University of Hertfordshire

Shakespeare's England : Britain's Shakespeare

Research output: Chapter in Book/Report/Conference proceedingChapter (peer-reviewed)

Standard

Shakespeare's England : Britain's Shakespeare. / Holderness, G.

In: Shakespeare and National Culture. ed. / John Joughin. 1st. ed. Manchester : University of Manchester Press, 1997. p. 19-41.

Research output: Chapter in Book/Report/Conference proceedingChapter (peer-reviewed)

Harvard

Holderness, G 1997, Shakespeare's England : Britain's Shakespeare. in J Joughin (ed.), In: Shakespeare and National Culture. 1st edn, University of Manchester Press, Manchester, pp. 19-41.

APA

Holderness, G. (1997). Shakespeare's England : Britain's Shakespeare. In J. Joughin (Ed.), In: Shakespeare and National Culture (1st ed., pp. 19-41). University of Manchester Press.

Vancouver

Holderness G. Shakespeare's England : Britain's Shakespeare. In Joughin J, editor, In: Shakespeare and National Culture. 1st ed. Manchester: University of Manchester Press. 1997. p. 19-41

Author

Holderness, G. / Shakespeare's England : Britain's Shakespeare. In: Shakespeare and National Culture. editor / John Joughin. 1st. ed. Manchester : University of Manchester Press, 1997. pp. 19-41

Bibtex

@inbook{00daaa26a04a420c871828c840852903,
title = "Shakespeare's England : Britain's Shakespeare",
abstract = "{\textquoteleft}It is not easy to discover from what cause the acrimony of a scholiast can naturally proceed. The subjects to be discussed by him are of very small importance; they involve neither property nor liberty; nor favour the interest of sect or party.{\textquoteright} So Samuel Johnson wrote in the introduction to his edition of Shakespeare. Whatever the applicability of Johnson{\textquoteright}s sense of the role and importance of the scholar (and, more particularly, of the literary critic and textual editor) to the world of the century in which he himself wrote, clearly, in the closing years of our own century, the business of scholarship has come to be seen as being of very particular importance, precisely because it has, in recent years, been viewed as involving crucial issues of liberty, and of being very deeply furrowed by what Johnson terms {\textquoteleft}the interests of sects or parties.{\textquoteright} As a result, the academy has become something of a battle-ground for competing ideological positions.",
author = "G. Holderness",
note = "Copyright Manchester University Press [Full text of this chapter is not available in the UHRA]",
year = "1997",
language = "English",
isbn = "0719050510 ",
pages = "19--41",
editor = "John Joughin",
booktitle = "In: Shakespeare and National Culture",
publisher = "University of Manchester Press",
edition = "1st",
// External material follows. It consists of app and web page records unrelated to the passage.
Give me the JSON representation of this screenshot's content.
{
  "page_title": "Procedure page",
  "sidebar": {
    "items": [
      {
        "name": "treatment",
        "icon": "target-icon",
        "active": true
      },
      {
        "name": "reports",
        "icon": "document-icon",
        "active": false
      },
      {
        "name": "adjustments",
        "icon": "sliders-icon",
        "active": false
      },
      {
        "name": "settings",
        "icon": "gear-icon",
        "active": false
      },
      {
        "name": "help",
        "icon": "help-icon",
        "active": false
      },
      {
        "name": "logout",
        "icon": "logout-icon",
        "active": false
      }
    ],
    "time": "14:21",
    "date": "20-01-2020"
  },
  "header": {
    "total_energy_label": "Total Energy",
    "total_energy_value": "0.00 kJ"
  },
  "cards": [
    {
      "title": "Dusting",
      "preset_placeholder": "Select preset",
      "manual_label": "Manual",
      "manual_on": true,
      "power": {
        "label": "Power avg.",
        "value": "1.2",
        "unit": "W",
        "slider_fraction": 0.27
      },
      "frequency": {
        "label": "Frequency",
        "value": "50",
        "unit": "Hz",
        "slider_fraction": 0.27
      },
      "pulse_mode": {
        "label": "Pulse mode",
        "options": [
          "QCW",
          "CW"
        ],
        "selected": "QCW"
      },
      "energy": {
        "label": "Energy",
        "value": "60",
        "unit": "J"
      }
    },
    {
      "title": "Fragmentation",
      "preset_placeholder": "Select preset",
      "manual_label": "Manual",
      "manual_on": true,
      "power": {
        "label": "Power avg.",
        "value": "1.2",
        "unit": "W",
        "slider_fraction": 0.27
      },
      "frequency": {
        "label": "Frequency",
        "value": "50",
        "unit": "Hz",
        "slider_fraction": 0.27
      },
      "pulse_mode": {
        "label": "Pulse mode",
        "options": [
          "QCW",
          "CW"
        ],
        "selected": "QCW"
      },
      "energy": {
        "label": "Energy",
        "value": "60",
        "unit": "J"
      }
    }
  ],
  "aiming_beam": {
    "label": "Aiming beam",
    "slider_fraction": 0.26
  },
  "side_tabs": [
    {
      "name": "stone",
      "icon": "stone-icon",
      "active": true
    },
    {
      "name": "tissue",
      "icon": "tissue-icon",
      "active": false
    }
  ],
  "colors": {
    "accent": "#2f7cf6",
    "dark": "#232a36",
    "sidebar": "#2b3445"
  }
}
}

RIS

TY - CHAP

T1 - Shakespeare's England : Britain's Shakespeare

AU - Holderness, G.

N1 - Copyright Manchester University Press [Full text of this chapter is not available in the UHRA]

PY - 1997

Y1 - 1997

N2 - ‘It is not easy to discover from what cause the acrimony of a scholiast can naturally proceed. The subjects to be discussed by him are of very small importance; they involve neither property nor liberty; nor favour the interest of sect or party.’ So Samuel Johnson wrote in the introduction to his edition of Shakespeare. Whatever the applicability of Johnson’s sense of the role and importance of the scholar (and, more particularly, of the literary critic and textual editor) to the world of the century in which he himself wrote, clearly, in the closing years of our own century, the business of scholarship has come to be seen as being of very particular importance, precisely because it has, in recent years, been viewed as involving crucial issues of liberty, and of being very deeply furrowed by what Johnson terms ‘the interests of sects or parties.’ As a result, the academy has become something of a battle-ground for competing ideological positions.

AB - ‘It is not easy to discover from what cause the acrimony of a scholiast can naturally proceed. The subjects to be discussed by him are of very small importance; they involve neither property nor liberty; nor favour the interest of sect or party.’ So Samuel Johnson wrote in the introduction to his edition of Shakespeare. Whatever the applicability of Johnson’s sense of the role and importance of the scholar (and, more particularly, of the literary critic and textual editor) to the world of the century in which he himself wrote, clearly, in the closing years of our own century, the business of scholarship has come to be seen as being of very particular importance, precisely because it has, in recent years, been viewed as involving crucial issues of liberty, and of being very deeply furrowed by what Johnson terms ‘the interests of sects or parties.’ As a result, the academy has become something of a battle-ground for competing ideological positions.

M3 - Chapter (peer-reviewed)

SN - 0719050510

SN - 978-0719050510

SP - 19

EP - 41

BT - In: Shakespeare and National Culture

A2 - Joughin, John

PB - University of Manchester Press

CY - Manchester

ER -